- Exercise instructions: Search the records below for "glyph" and copy every line it turns up in.

··· Raw data

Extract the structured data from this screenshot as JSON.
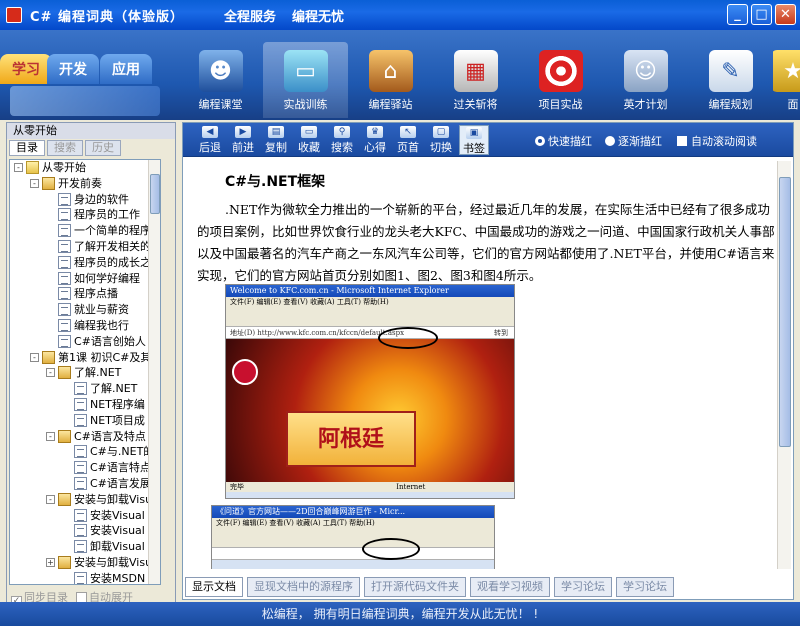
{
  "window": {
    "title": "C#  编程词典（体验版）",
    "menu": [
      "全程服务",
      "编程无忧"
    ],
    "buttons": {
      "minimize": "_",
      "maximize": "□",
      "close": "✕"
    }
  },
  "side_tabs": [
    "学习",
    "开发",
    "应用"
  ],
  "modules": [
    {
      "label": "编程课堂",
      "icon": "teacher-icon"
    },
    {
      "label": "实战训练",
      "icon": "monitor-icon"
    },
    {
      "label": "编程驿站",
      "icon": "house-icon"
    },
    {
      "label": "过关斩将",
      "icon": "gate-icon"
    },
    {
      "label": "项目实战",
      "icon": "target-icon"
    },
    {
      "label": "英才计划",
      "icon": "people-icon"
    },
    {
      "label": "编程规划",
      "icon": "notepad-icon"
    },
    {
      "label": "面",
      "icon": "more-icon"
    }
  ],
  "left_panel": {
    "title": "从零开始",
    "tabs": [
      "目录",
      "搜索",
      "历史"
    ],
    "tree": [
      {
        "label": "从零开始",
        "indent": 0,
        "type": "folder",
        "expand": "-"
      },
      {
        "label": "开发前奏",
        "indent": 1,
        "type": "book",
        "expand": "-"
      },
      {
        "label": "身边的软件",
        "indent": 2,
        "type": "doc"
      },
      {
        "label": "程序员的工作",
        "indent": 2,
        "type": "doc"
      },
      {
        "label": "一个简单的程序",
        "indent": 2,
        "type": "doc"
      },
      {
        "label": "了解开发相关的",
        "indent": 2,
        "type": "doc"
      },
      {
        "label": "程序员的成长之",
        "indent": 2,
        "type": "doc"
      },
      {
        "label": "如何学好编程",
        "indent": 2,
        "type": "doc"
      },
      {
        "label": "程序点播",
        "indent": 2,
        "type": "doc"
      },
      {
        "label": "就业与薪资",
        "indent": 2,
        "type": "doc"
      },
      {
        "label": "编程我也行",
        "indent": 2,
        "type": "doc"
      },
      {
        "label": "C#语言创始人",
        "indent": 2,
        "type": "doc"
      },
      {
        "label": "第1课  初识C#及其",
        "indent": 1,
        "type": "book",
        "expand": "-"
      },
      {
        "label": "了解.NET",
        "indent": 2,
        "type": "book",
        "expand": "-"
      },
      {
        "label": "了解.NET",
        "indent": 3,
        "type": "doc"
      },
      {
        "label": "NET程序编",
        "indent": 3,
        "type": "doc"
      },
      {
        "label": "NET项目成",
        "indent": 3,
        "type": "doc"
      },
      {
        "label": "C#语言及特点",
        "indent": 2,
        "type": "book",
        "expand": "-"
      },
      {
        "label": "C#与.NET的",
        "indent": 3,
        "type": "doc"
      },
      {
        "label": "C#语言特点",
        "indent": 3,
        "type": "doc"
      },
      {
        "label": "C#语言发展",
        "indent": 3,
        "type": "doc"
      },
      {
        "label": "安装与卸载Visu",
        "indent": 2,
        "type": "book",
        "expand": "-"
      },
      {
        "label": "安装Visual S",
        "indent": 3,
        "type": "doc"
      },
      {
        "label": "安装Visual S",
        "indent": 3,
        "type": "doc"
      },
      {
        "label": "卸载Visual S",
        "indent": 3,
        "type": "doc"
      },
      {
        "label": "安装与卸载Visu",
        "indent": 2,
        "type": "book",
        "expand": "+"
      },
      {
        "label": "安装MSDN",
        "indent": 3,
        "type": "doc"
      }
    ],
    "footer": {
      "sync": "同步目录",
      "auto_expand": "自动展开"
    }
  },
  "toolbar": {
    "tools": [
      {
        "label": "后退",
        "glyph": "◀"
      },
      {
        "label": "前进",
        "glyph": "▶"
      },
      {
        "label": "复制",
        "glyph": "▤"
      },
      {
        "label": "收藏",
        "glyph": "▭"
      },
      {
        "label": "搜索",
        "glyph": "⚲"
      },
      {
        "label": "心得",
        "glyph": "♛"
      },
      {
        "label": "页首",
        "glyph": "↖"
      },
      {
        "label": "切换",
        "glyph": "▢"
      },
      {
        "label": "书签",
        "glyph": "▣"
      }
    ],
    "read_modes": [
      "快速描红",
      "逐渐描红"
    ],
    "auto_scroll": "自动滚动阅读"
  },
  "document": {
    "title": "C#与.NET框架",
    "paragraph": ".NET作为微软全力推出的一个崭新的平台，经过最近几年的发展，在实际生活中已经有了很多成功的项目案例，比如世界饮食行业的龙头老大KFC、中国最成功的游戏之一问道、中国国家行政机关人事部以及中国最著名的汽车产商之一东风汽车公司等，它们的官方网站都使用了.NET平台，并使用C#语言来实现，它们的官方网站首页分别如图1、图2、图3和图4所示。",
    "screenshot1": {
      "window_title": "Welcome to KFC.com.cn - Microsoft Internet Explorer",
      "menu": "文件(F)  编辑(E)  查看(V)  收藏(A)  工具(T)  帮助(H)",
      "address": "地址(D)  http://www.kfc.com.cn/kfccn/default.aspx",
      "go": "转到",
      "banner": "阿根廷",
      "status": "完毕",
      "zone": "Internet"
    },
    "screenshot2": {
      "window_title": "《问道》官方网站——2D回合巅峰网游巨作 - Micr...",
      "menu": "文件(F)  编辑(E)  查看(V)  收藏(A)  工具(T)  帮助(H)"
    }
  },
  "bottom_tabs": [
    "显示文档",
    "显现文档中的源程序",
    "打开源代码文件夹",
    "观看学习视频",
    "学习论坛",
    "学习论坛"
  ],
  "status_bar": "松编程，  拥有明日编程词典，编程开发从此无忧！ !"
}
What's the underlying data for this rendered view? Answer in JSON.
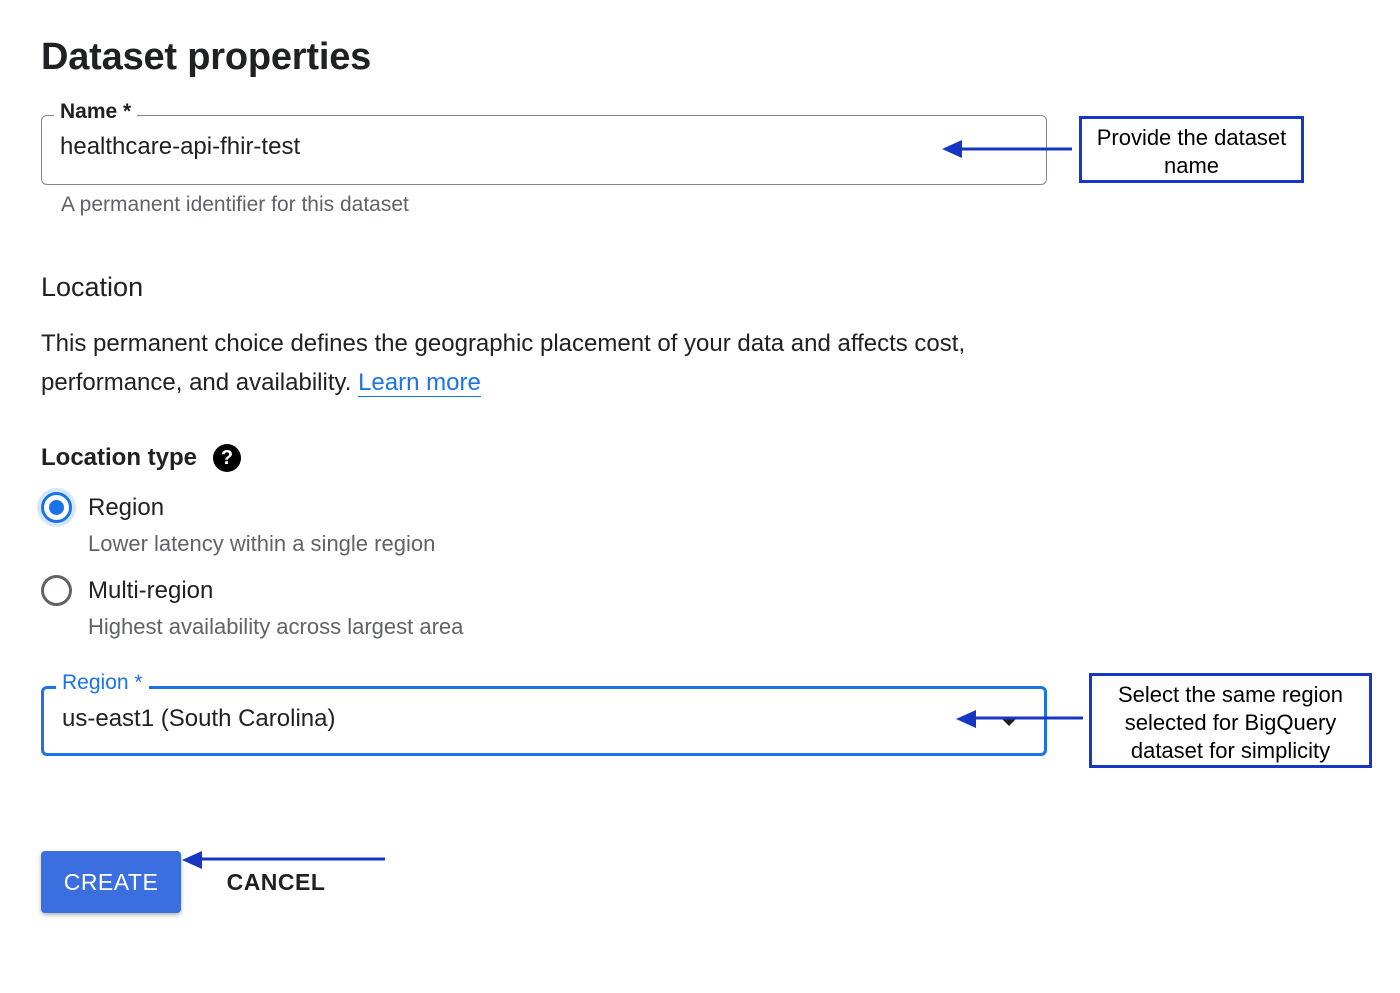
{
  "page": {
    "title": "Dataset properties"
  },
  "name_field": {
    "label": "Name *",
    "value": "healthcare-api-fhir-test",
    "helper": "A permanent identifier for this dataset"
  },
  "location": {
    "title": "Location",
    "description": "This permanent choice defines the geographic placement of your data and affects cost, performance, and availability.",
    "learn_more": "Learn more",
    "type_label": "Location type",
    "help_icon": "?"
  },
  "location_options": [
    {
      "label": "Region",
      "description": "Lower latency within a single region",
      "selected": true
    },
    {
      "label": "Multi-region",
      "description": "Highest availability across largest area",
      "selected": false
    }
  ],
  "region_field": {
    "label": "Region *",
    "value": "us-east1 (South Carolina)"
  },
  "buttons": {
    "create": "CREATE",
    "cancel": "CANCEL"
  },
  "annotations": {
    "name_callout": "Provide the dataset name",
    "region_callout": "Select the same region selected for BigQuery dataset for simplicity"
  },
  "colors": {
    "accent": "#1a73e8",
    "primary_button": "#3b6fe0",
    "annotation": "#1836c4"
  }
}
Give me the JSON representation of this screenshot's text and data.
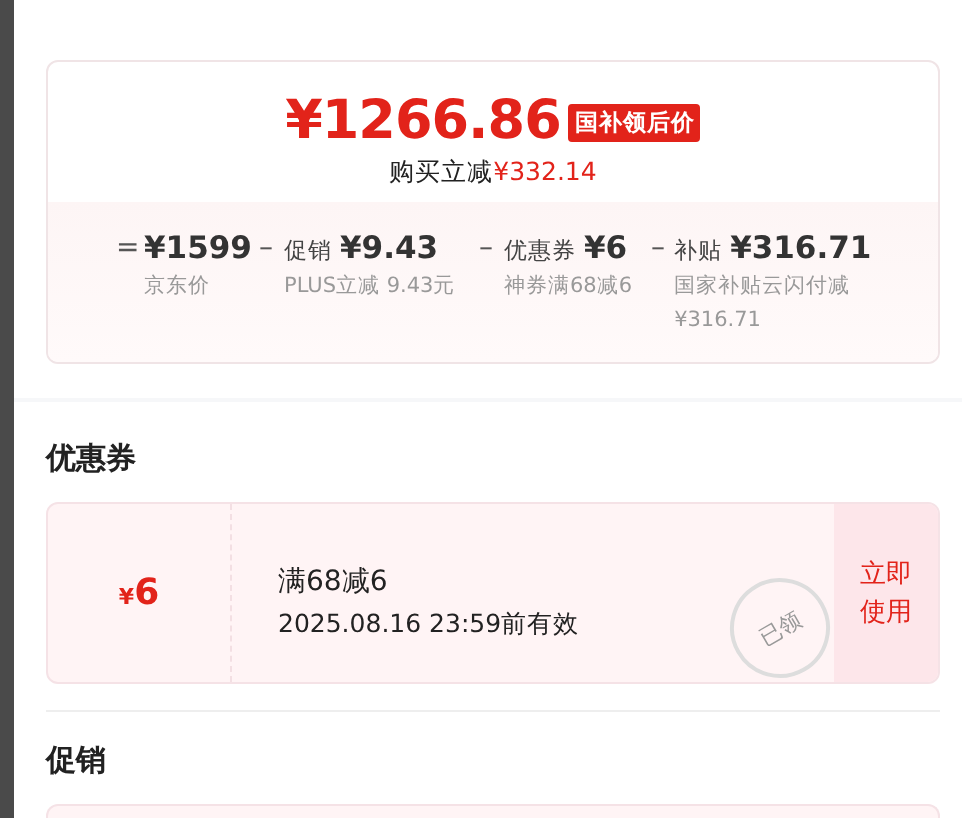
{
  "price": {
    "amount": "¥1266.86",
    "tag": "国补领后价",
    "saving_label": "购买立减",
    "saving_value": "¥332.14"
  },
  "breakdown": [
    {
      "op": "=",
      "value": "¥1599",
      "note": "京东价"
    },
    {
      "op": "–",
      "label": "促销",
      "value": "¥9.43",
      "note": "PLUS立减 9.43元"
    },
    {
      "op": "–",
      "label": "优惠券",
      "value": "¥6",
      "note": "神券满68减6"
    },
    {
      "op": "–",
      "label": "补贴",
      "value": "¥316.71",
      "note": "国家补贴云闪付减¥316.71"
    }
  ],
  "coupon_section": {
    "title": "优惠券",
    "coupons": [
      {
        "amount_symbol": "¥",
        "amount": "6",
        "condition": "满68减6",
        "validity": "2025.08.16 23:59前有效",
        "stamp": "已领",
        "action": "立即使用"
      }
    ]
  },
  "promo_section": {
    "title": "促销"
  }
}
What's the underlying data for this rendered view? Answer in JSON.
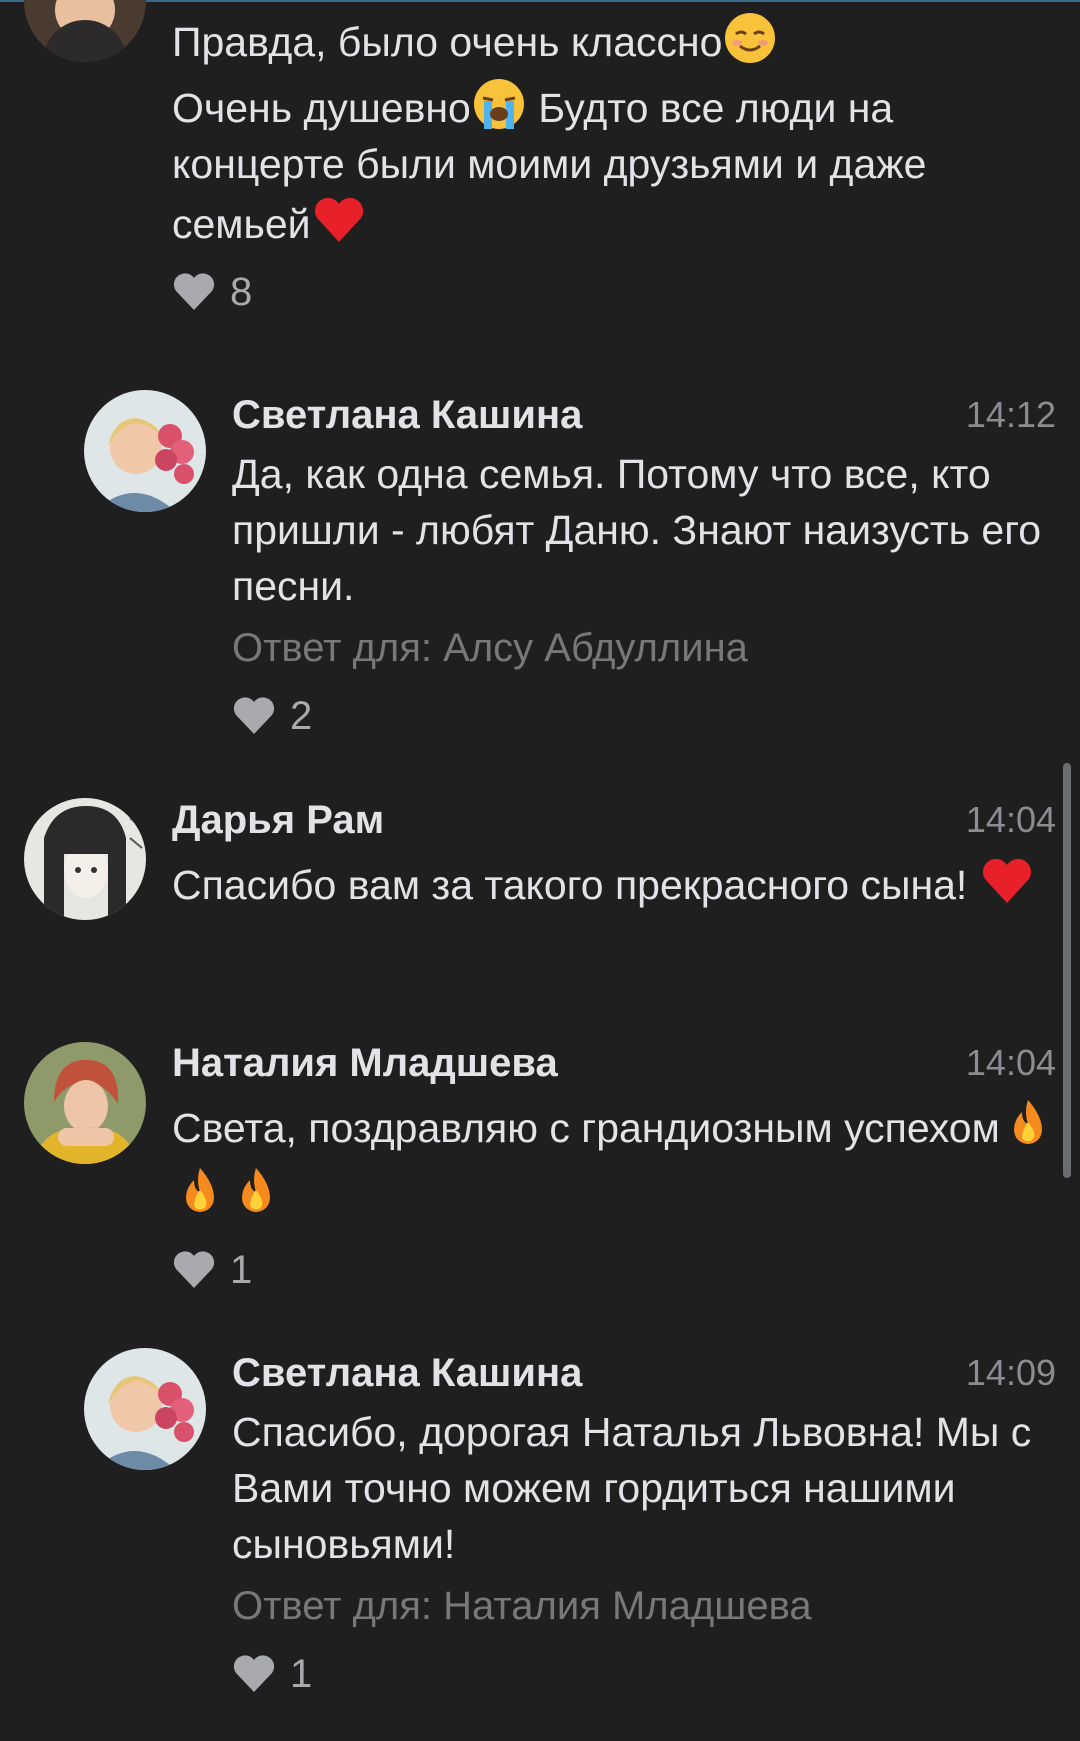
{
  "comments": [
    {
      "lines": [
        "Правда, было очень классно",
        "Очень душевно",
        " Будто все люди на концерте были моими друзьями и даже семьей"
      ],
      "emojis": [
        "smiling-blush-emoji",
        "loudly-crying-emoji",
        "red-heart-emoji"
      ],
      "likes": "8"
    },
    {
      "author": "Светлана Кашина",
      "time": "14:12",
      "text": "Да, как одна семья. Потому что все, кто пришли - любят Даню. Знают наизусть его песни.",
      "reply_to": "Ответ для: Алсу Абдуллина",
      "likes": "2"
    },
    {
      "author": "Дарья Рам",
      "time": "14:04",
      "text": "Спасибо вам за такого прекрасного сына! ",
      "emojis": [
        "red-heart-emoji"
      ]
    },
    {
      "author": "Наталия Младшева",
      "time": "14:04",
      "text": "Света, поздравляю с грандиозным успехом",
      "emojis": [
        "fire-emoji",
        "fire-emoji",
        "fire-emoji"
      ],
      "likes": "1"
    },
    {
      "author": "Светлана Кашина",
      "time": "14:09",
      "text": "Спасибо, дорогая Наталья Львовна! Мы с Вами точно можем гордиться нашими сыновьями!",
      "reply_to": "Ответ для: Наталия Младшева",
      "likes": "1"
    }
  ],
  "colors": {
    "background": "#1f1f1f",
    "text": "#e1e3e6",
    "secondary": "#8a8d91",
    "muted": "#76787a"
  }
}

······

- Response box:
        "glyph": "◀"
        "glyph": "▶"
        "glyph": "▤"
        "glyph": "▭"
        "glyph": "⚲"
        "glyph": "♛"
        "glyph": "↖"
        "glyph": "▢"
        "glyph": "▣"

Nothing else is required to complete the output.